The Geneva Academy paper Implementing International Humanitarian Law through Human Rights Mechanisms: Opportunity or Utopia? will be presented and discussed on this occasion. The paper provides an overview of this trend, derives provisional lessons-learned on the opportuneness of human rights bodies dealing with IHL and examines issues that would deserve further academic and/or practical examination.
Discover the full programme.
Applications for the upcoming academic year of our Executive Master in International Law in Armed Conflict are open. They will run until 30 June 2022 – meaning that interested candidates have two months to apply – with courses starting at the end of September 2022.
Half of the class of our LLM in International Humanitarian Law and Human Rights – 26 students – pleaded on 21 May at Villa Moynier on the 2008 South Ossetia armed conflict between Russia and Georgia.
This short course, which can be followed in Geneva or online, discusses the protection offered by international humanitarian law (IHL) in non-international armed conflicts (NIACs) and addresses some problems and controversies specific to IHL of NIACs, including the difficulty to ensure the respect of IHL by armed non-state actors.
This short course examines the sources of international humanitarian law and provides an introduction to its key principles and terminology.
Dave Klassen/The EITI

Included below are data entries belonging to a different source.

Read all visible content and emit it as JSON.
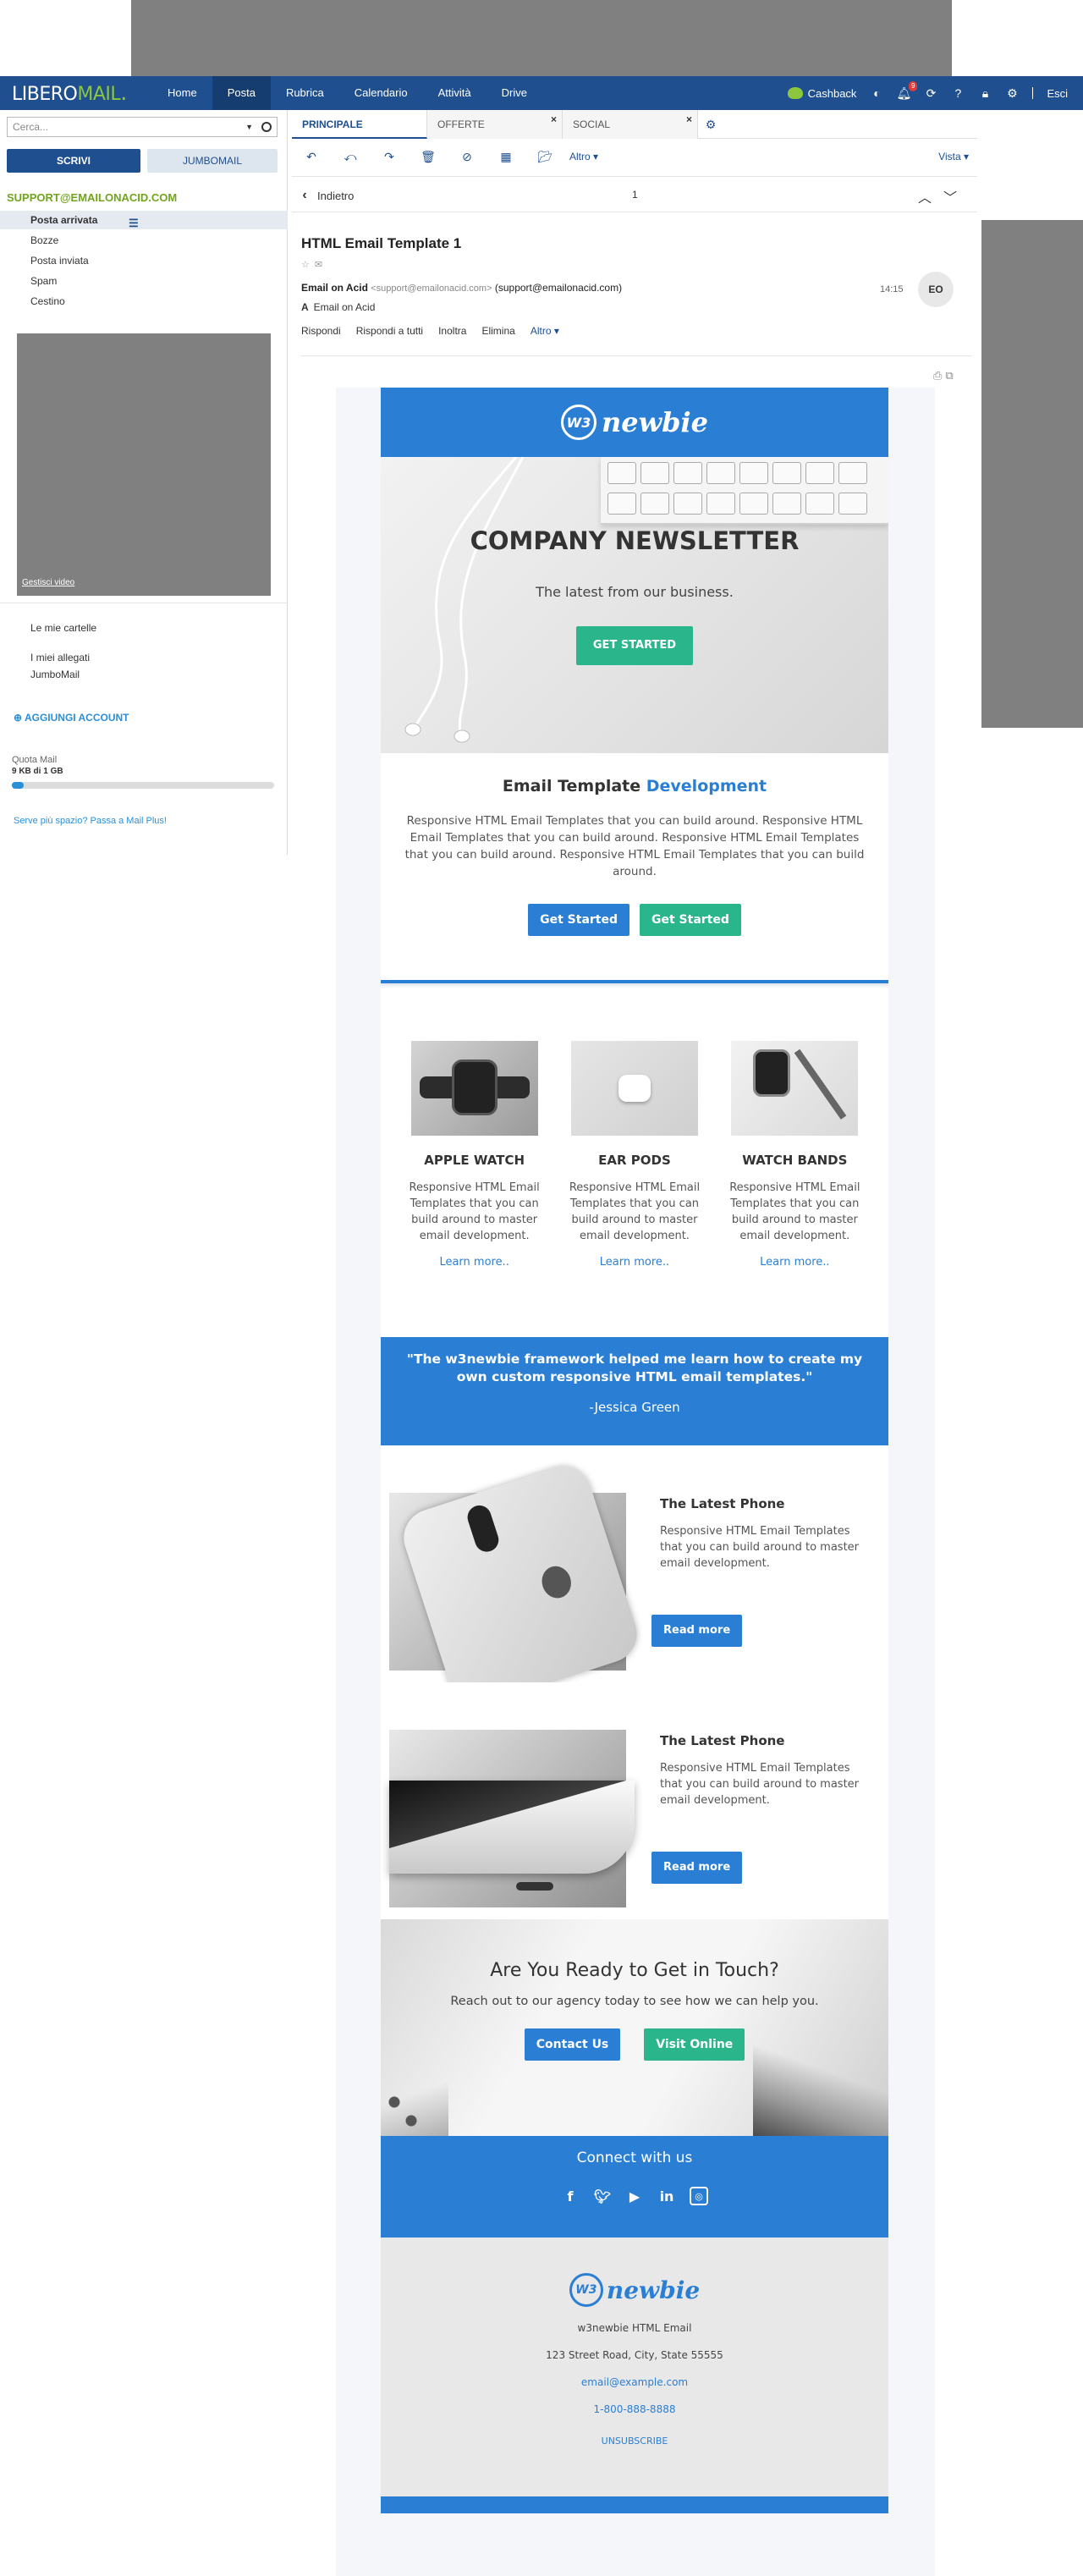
{
  "topnav": {
    "logo_libero": "LIBERO",
    "logo_mail": "MAIL",
    "items": [
      "Home",
      "Posta",
      "Rubrica",
      "Calendario",
      "Attività",
      "Drive"
    ],
    "active_item": "Posta",
    "cashback": "Cashback",
    "notification_count": "9",
    "logout": "Esci"
  },
  "sidebar": {
    "search_placeholder": "Cerca...",
    "compose": "SCRIVI",
    "jumbomail_button": "JUMBOMAIL",
    "account": "SUPPORT@EMAILONACID.COM",
    "folders": [
      "Posta arrivata",
      "Bozze",
      "Posta inviata",
      "Spam",
      "Cestino"
    ],
    "video_link": "Gestisci video",
    "my_folders": "Le mie cartelle",
    "my_attachments": "I miei allegati",
    "jumbomail": "JumboMail",
    "add_account": "AGGIUNGI ACCOUNT",
    "quota_label": "Quota Mail",
    "quota_value": "9 KB di 1 GB",
    "quota_fraction": 0.001,
    "upsell": "Serve più spazio? Passa a Mail Plus!"
  },
  "tabs": [
    {
      "label": "PRINCIPALE",
      "closable": false
    },
    {
      "label": "OFFERTE",
      "closable": true
    },
    {
      "label": "SOCIAL",
      "closable": true
    }
  ],
  "toolbar": {
    "icons": [
      "reply-icon",
      "reply-all-icon",
      "forward-icon",
      "delete-icon",
      "block-icon",
      "archive-icon",
      "move-folder-icon"
    ],
    "more": "Altro",
    "view": "Vista"
  },
  "message_nav": {
    "back": "Indietro",
    "position": "1"
  },
  "message": {
    "subject": "HTML Email Template 1",
    "sender_name": "Email on Acid",
    "sender_address": "<support@emailonacid.com>",
    "reply_to": "(support@emailonacid.com)",
    "to_label": "A",
    "to": "Email on Acid",
    "time": "14:15",
    "avatar_initials": "EO",
    "actions": [
      "Rispondi",
      "Rispondi a tutti",
      "Inoltra",
      "Elimina"
    ],
    "actions_more": "Altro"
  },
  "email": {
    "brand_mark": "W3",
    "brand_name": "newbie",
    "hero": {
      "title": "COMPANY NEWSLETTER",
      "subtitle": "The latest from our business.",
      "button": "GET STARTED"
    },
    "intro": {
      "title_prefix": "Email Template",
      "title_highlight": "Development",
      "body": "Responsive HTML Email Templates that you can build around. Responsive HTML Email Templates that you can build around. Responsive HTML Email Templates that you can build around. Responsive HTML Email Templates that you can build around.",
      "button_primary": "Get Started",
      "button_secondary": "Get Started"
    },
    "products": [
      {
        "title": "APPLE WATCH",
        "body": "Responsive HTML Email Templates that you can build around to master email development.",
        "link": "Learn more.."
      },
      {
        "title": "EAR PODS",
        "body": "Responsive HTML Email Templates that you can build around to master email development.",
        "link": "Learn more.."
      },
      {
        "title": "WATCH BANDS",
        "body": "Responsive HTML Email Templates that you can build around to master email development.",
        "link": "Learn more.."
      }
    ],
    "testimonial": {
      "quote": "\"The w3newbie framework helped me learn how to create my own custom responsive HTML email templates.\"",
      "author": "-Jessica Green"
    },
    "features": [
      {
        "title": "The Latest Phone",
        "body": "Responsive HTML Email Templates that you can build around to master email development.",
        "button": "Read more"
      },
      {
        "title": "The Latest Phone",
        "body": "Responsive HTML Email Templates that you can build around to master email development.",
        "button": "Read more"
      }
    ],
    "cta": {
      "title": "Are You Ready to Get in Touch?",
      "body": "Reach out to our agency today to see how we can help you.",
      "button_contact": "Contact Us",
      "button_visit": "Visit Online"
    },
    "connect": {
      "title": "Connect with us",
      "icons": [
        "facebook-icon",
        "twitter-icon",
        "youtube-icon",
        "linkedin-icon",
        "instagram-icon"
      ]
    },
    "footer": {
      "company": "w3newbie HTML Email",
      "address": "123 Street Road, City, State 55555",
      "email": "email@example.com",
      "phone": "1-800-888-8888",
      "unsubscribe": "UNSUBSCRIBE"
    }
  },
  "colors": {
    "nav_bg": "#1f4f8f",
    "libero_green": "#8cc63f",
    "email_blue": "#2a7fd4",
    "email_green": "#2bb58b"
  }
}
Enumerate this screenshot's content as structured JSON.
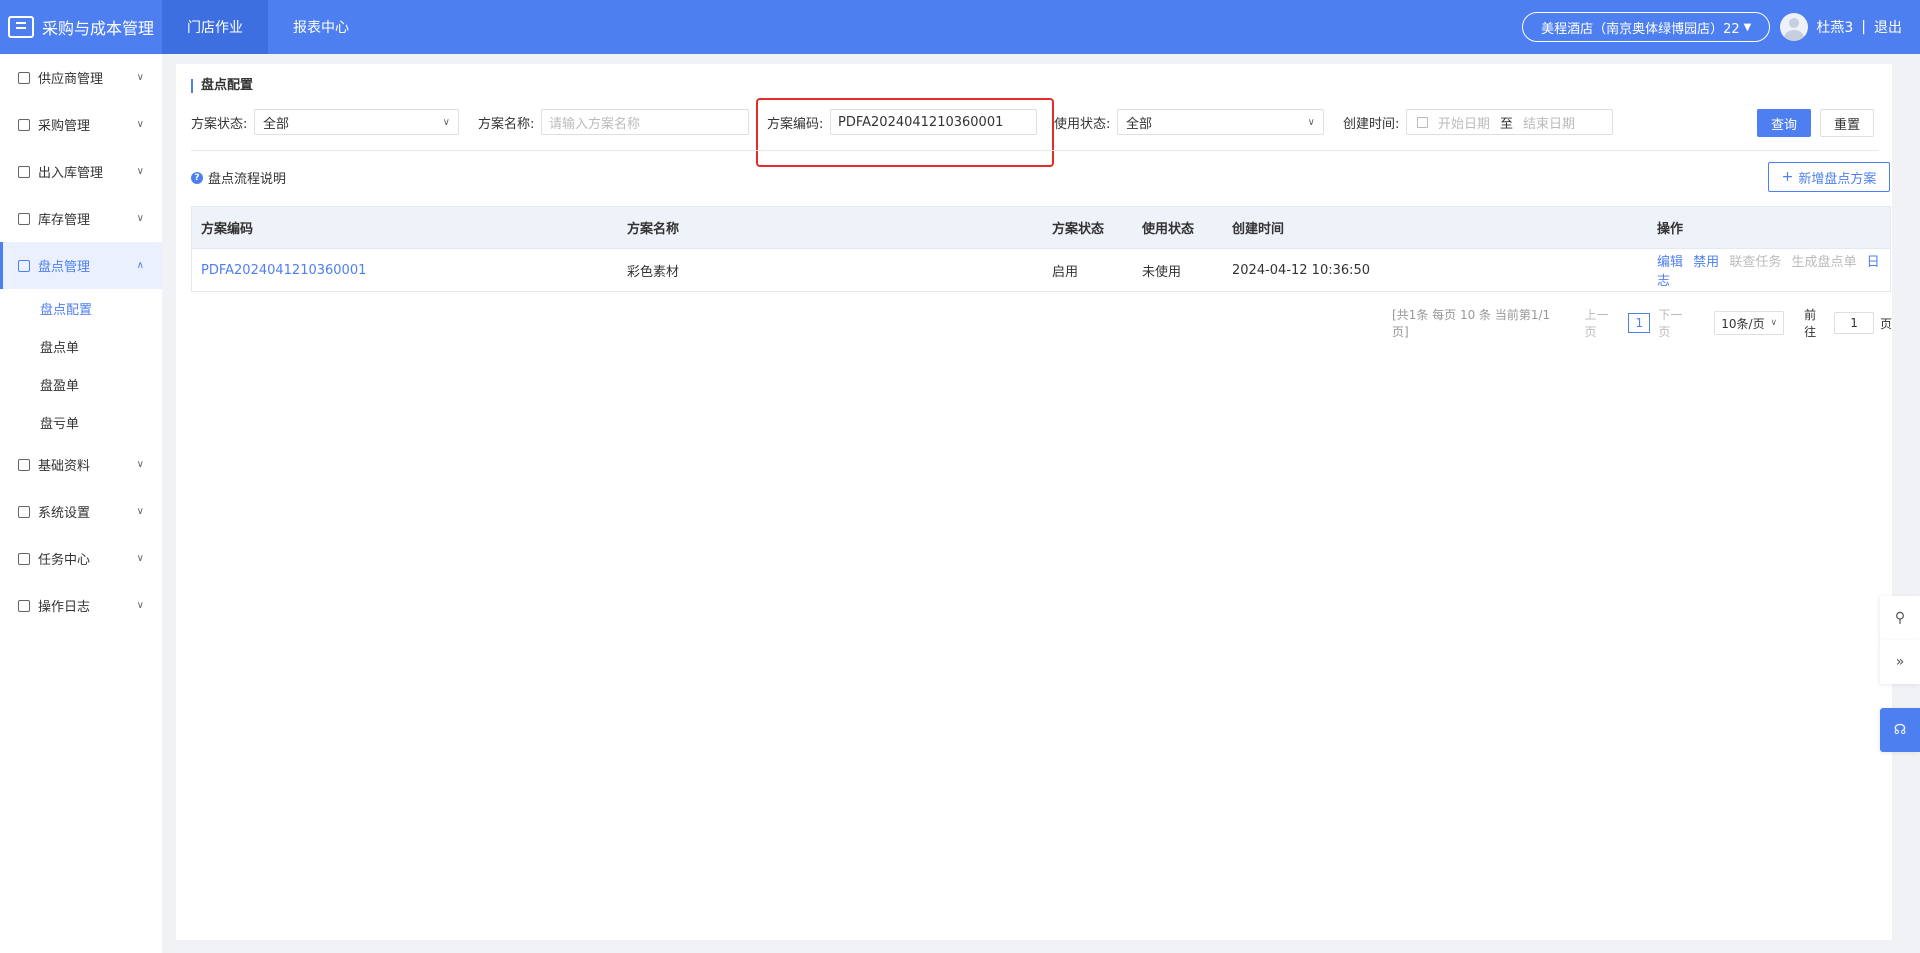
{
  "header": {
    "app_title": "采购与成本管理",
    "nav": [
      "门店作业",
      "报表中心"
    ],
    "store": "美程酒店（南京奥体绿博园店）22",
    "user_name": "杜燕3",
    "separator": "|",
    "logout": "退出"
  },
  "sidebar": {
    "items": [
      {
        "label": "供应商管理"
      },
      {
        "label": "采购管理"
      },
      {
        "label": "出入库管理"
      },
      {
        "label": "库存管理"
      },
      {
        "label": "盘点管理"
      },
      {
        "label": "基础资料"
      },
      {
        "label": "系统设置"
      },
      {
        "label": "任务中心"
      },
      {
        "label": "操作日志"
      }
    ],
    "submenu": [
      "盘点配置",
      "盘点单",
      "盘盈单",
      "盘亏单"
    ]
  },
  "page": {
    "title": "盘点配置",
    "filters": {
      "plan_status_label": "方案状态:",
      "plan_status_value": "全部",
      "plan_name_label": "方案名称:",
      "plan_name_placeholder": "请输入方案名称",
      "plan_code_label": "方案编码:",
      "plan_code_value": "PDFA2024041210360001",
      "use_status_label": "使用状态:",
      "use_status_value": "全部",
      "create_time_label": "创建时间:",
      "start_placeholder": "开始日期",
      "to": "至",
      "end_placeholder": "结束日期"
    },
    "query_button": "查询",
    "reset_button": "重置",
    "help_link": "盘点流程说明",
    "add_button": "新增盘点方案"
  },
  "table": {
    "headers": [
      "方案编码",
      "方案名称",
      "方案状态",
      "使用状态",
      "创建时间",
      "操作"
    ],
    "rows": [
      {
        "code": "PDFA2024041210360001",
        "name": "彩色素材",
        "status": "启用",
        "use_status": "未使用",
        "created": "2024-04-12 10:36:50",
        "actions": [
          {
            "label": "编辑",
            "enabled": true
          },
          {
            "label": "禁用",
            "enabled": true
          },
          {
            "label": "联查任务",
            "enabled": false
          },
          {
            "label": "生成盘点单",
            "enabled": false
          },
          {
            "label": "日志",
            "enabled": true
          }
        ]
      }
    ]
  },
  "pagination": {
    "summary": "[共1条 每页 10 条 当前第1/1页]",
    "prev": "上一页",
    "current": "1",
    "next": "下一页",
    "page_size": "10条/页",
    "goto_label": "前往",
    "goto_value": "1",
    "goto_suffix": "页"
  }
}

This project aims to further identify and clarify policies and practices for States and business, including public and private investors, across the full ‘conflict cycle’ and the ‘Protect, Respect and Remedy’ pillars of the UN Guiding Principles on Business and Human Rights.
The Rule of Law in Armed Conflicts project (RULAC) is a unique online portal that identifies and classifies all situations of armed violence that amount to an armed conflict under international humanitarian law (IHL). It is primarily a legal reference source for a broad audience, including non-specialists, interested in issues surrounding the classification of armed conflicts under IHL.